So many of you ask me, "Can I do it?" You are referring to rowing in college. I actually think the correct question is "Do you WANT to do it?" There is absolutely a rowing program for everyone out there - no matter your size or your speed. What is common among all teams is that it will require you to dedicate time to the sport. How much time may vary widely depending on the program you select. Our first article details a Day in the Life of a College Rower.
After interviewing our first several college athletes, 100% of them row in the morning during the 20-Hour Season. Alarms go off between 4:50-5:30am five days a week and they all also practice on Saturdays (usually that alarm goes off around 7 or 7:30am). If you are not a morning person or can't possibly imagine getting up that early, you may want to think about this and find out if the programs you are looking at practice in the morning. I can't tell you, that you do get used to it, but you will have nights/mornings that test you.
All of the athletes also practice in the afternoon - some of them practice every day in the afternoon and some practice three times a week in the afternoon. Every athlete also described optional practices during the week or even on the weekends. Some athletes have a lifting practice right after a morning row and some have it in the afternoon in conjunction with an erg practice. Every athlete is rowing at least 6 times a week and erging at least 2 times a week during the 20-hour season. Some of those ergs may be on-your-own workouts or Captains' Practices.
Athletes are taking most of their classes in between the morning practice and the afternoon practice and some even reported finishing some homework during that time. Nearly every athlete commented on the immense time commitment and the need to balance your workload and execute time management skills. And although challenging, some reported that the required structure was resulting in greater efficiency and sometimes grades.
Athletes reported trying to get to bed by 10pm each night. Depending on your school, you may have to make special arrangements (study groups, office hours etc) to meet that bedtime. In the "off-season" for rowing the practices are optional and athletes are indoors erging and strength training. This often coincides with exams and most athletes are off the water from late November until early February unless their water is frozen... then you are off the water until it melts. Most teams take a spring/winter training trip in the second semester to get some water time.
I have heard several college coaches say something to the effect of: "There's academics, rowing and a social life. You can pick two." I actually think that is a fairly accurate statement. You can of course, have some amount of a social life, but the stereotypical party-social life that is portrayed in most TV shows is definitely not the life of a collegiate rower.

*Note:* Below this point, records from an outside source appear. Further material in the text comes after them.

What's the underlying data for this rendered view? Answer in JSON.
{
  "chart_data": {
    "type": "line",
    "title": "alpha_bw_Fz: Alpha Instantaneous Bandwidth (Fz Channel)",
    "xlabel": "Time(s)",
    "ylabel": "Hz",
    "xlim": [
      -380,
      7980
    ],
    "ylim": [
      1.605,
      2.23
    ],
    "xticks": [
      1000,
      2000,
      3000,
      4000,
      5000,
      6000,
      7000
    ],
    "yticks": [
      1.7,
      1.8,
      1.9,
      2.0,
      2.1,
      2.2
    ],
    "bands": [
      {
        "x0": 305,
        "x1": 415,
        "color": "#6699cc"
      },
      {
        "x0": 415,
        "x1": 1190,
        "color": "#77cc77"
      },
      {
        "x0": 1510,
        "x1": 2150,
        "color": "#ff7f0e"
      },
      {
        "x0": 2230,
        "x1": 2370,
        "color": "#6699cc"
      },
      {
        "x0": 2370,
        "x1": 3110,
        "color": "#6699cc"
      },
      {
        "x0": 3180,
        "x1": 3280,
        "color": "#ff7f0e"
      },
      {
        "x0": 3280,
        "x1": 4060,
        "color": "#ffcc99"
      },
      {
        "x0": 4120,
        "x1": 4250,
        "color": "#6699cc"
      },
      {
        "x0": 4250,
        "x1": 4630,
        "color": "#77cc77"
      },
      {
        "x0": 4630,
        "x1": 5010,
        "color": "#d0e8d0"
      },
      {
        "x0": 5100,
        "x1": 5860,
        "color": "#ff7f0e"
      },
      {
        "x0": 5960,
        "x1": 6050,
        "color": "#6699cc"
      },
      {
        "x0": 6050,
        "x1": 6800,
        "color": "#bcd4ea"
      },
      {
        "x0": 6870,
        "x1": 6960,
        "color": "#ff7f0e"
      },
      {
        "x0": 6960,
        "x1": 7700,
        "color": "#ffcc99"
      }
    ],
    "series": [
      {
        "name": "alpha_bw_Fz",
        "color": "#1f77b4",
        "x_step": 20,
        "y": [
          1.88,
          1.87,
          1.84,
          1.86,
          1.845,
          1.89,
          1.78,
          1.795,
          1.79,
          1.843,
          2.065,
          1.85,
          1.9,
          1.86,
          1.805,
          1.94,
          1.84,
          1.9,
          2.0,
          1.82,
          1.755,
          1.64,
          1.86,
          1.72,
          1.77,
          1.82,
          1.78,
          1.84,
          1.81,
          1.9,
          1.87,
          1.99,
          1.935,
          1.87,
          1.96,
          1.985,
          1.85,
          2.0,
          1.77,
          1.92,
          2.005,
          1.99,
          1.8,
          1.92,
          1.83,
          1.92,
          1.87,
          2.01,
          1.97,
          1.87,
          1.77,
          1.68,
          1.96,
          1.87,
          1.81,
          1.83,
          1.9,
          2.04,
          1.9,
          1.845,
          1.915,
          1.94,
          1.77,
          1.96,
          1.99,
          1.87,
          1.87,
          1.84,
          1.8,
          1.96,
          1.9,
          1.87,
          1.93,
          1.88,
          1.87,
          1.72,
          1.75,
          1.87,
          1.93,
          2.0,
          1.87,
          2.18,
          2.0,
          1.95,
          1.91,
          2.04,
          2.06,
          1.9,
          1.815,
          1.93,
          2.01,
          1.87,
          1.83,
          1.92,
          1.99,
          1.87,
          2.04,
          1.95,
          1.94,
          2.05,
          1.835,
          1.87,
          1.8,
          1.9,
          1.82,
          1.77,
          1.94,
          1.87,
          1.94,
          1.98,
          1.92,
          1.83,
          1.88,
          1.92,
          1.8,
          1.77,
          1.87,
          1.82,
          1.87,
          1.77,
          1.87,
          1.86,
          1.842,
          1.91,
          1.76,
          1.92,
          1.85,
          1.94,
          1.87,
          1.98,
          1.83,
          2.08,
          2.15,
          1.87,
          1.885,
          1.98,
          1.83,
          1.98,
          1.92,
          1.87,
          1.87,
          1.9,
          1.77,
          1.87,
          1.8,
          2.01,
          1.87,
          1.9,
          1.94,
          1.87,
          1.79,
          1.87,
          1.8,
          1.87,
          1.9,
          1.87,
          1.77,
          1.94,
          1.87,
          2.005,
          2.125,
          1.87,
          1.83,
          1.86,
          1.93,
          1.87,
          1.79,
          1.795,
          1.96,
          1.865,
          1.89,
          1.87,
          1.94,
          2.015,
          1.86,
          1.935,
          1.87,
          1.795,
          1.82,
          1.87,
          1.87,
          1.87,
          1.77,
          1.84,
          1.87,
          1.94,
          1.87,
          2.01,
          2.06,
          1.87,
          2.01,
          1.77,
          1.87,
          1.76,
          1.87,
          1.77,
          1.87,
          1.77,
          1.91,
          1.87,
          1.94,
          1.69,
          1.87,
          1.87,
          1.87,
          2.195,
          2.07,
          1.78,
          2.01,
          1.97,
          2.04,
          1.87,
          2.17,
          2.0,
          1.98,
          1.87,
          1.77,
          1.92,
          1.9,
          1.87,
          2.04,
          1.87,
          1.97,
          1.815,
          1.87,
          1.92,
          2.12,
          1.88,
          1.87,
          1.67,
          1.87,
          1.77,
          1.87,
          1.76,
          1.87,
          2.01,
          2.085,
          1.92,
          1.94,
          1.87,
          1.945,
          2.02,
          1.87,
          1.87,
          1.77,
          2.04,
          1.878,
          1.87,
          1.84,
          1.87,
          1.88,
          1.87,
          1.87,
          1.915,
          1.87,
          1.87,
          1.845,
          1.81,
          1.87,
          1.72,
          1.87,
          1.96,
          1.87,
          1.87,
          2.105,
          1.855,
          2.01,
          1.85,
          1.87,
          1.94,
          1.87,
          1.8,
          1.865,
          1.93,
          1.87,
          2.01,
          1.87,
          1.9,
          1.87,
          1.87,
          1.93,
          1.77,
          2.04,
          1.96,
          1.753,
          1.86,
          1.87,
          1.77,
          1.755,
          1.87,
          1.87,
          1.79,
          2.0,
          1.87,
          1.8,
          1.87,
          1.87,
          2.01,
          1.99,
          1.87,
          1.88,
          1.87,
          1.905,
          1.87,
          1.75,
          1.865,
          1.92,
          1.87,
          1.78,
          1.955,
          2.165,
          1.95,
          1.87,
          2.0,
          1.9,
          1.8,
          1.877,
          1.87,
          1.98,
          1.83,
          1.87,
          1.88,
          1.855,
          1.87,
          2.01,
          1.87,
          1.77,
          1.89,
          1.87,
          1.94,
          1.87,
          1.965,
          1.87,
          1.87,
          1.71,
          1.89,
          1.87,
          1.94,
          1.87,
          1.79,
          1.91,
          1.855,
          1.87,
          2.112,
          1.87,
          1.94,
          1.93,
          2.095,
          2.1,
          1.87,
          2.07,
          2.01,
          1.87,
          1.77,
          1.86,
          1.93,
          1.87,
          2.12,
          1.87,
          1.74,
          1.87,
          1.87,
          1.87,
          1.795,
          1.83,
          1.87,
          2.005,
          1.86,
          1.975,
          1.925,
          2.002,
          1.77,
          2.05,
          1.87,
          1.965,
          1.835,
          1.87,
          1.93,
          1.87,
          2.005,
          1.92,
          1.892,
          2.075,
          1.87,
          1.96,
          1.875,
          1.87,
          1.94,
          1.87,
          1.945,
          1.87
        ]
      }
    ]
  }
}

Although these athletes described a strict and regimented schedule they all talked about the relationships they have made with their teammates and the satisfaction and fulfillment they find being a Varsity Athlete.
So the question isn't "Can you do it?" It's "Do YOU want to do it?"
Our College Rowing Series is based off interviews with several athletes currently rowing in college. We are not permitted to tell you who or where they are rowing, but all the athletes are rowing at DI or DIII programs across the United States.